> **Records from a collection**
##############################
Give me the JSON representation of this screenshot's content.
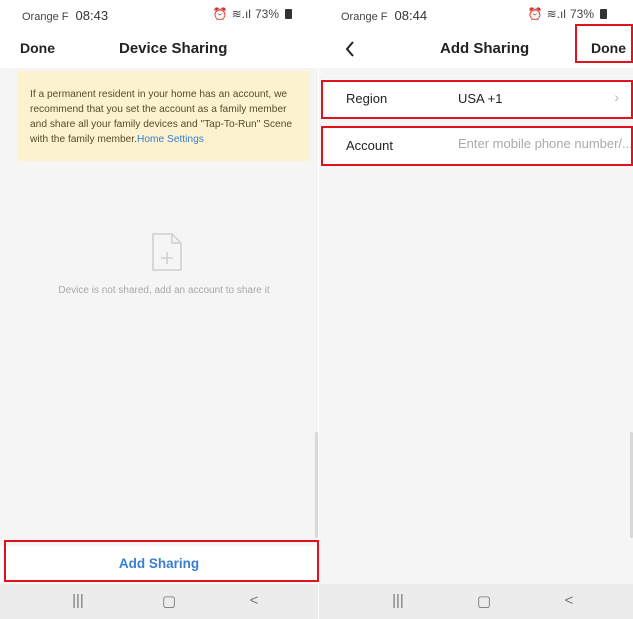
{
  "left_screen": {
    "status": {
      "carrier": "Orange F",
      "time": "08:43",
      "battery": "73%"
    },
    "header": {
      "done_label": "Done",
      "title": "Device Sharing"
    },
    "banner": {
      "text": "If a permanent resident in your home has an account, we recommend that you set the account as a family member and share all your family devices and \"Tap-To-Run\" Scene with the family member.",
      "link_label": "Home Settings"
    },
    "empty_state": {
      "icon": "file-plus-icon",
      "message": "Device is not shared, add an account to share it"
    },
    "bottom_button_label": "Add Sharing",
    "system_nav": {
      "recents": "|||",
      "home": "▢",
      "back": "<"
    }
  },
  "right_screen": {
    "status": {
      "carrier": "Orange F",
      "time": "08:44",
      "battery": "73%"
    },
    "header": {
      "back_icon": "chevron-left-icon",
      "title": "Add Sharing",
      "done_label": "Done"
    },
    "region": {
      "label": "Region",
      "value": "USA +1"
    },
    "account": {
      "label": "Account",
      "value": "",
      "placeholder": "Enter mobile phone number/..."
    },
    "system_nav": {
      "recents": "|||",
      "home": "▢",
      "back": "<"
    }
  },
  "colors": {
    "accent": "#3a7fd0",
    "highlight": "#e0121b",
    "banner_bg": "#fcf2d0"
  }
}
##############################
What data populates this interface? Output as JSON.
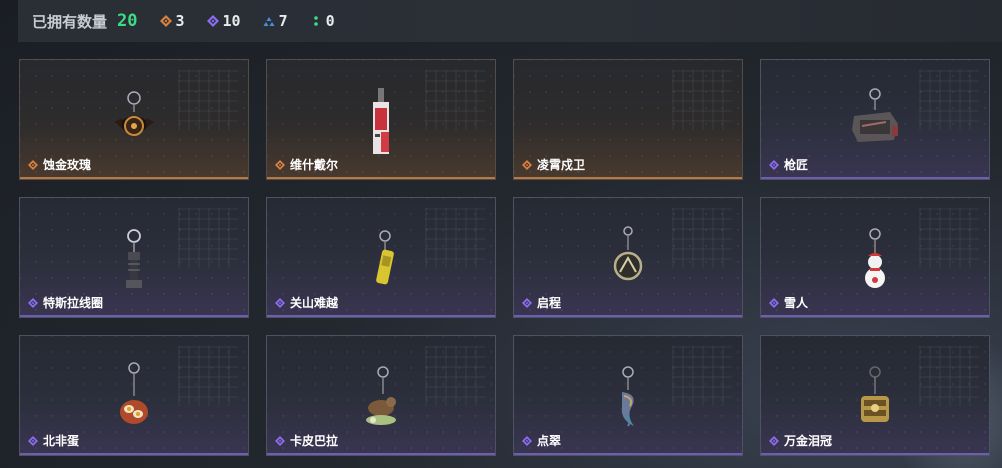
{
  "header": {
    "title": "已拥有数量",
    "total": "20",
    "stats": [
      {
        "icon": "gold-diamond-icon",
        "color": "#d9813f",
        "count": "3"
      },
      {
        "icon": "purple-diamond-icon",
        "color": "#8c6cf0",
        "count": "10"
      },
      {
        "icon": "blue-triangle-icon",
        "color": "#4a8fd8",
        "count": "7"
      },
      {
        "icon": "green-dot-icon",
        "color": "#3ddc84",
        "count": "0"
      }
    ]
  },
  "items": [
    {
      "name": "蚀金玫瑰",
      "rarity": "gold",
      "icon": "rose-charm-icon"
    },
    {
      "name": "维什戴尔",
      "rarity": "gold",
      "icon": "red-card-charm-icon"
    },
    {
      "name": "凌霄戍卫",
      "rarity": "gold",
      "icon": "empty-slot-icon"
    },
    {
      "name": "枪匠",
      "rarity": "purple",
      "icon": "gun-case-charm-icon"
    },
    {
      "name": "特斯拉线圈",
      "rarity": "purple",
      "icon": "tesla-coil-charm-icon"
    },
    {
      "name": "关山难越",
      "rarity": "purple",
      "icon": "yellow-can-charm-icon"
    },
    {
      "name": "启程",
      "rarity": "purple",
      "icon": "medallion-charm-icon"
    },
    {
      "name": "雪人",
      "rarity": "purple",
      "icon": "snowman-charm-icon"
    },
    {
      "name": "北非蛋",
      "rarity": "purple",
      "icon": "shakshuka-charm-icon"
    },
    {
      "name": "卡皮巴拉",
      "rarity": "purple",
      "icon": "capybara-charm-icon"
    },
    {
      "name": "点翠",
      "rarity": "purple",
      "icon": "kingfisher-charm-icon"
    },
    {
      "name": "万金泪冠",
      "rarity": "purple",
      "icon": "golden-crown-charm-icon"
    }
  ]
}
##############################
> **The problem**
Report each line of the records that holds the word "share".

> **Result of the task**
      "text": "If a permanent resident in your home has an account, we recommend that you set the account as a family member and share all your family devices and \"Tap-To-Run\" Scene with the family member.",
      "message": "Device is not shared, add an account to share it"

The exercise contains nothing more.